Citigroup may face sanctions after it failed to offer mortgage discounts to minority customers despite offering the discounts to many other borrowers, a possible breach of fair-lending standards, according to a report by Reuters.
Three people familiar with the regulatory examination told Reuters that the Office of the Comptroller of the Currency (OCC) is mulling a penalty against the company. In case of a finding of wrongdoing, the OCC may impose a fine or place the company under tighter oversight, among other sanctions.

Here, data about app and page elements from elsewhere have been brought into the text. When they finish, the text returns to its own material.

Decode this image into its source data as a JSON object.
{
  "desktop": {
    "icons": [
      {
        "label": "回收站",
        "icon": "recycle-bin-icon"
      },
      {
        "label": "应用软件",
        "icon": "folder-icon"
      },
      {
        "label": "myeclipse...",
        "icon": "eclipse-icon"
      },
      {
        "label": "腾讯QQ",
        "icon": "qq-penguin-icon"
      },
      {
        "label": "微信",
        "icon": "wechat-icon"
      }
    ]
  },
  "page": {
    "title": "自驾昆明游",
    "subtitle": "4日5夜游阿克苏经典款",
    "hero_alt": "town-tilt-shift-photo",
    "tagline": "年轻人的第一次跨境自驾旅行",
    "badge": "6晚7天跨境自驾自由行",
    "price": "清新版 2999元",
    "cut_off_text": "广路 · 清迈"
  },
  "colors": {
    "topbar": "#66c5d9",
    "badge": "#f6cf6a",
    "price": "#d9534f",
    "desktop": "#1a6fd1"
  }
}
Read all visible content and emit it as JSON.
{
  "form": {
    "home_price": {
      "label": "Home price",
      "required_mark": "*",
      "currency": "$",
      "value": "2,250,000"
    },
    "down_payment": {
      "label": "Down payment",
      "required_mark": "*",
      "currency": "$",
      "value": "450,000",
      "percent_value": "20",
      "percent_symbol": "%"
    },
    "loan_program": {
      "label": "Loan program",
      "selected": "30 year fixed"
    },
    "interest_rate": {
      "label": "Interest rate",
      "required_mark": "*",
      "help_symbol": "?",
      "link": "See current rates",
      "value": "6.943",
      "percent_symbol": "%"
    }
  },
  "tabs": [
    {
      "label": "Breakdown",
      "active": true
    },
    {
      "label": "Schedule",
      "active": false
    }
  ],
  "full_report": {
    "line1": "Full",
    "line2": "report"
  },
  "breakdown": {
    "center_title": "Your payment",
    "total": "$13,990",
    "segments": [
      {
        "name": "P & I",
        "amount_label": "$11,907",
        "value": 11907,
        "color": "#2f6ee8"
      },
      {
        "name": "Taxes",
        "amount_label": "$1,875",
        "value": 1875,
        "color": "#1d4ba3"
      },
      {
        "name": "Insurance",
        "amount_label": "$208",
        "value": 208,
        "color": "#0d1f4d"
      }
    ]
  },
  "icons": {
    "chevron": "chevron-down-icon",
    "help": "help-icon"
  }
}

According to the sources, Citigroup self-reported the “relationship pricing” issues to the OCC after it was uncovered in the company’s review of its compliance with fair-lending standards. Citigroup’s program allows a half-percentage point off the interest rates for customers with $1 million in deposits or investments. Some minority borrowers were not offered those discounts.
Citigroup told the regulator that the pricing discrepancies were inadvertent and that it had acted to resolve the problem, according to Reuters’ sources.
Drew Benson, a spokesman for the company, acknowledged the pricing issues. However, he said Citigroup believes it did not engage in discrimination or violate fair-lending laws.
“In 2014, Citi self-identified errors implementing its relationship pricing program which affected a small percentage of our mortgage customers,” Benson said in a statement provided to Reuters. “We conducted a comprehensive review, reimbursed affected customers, and have strengthened our processes and controls to help ensure correct implementation going forward.”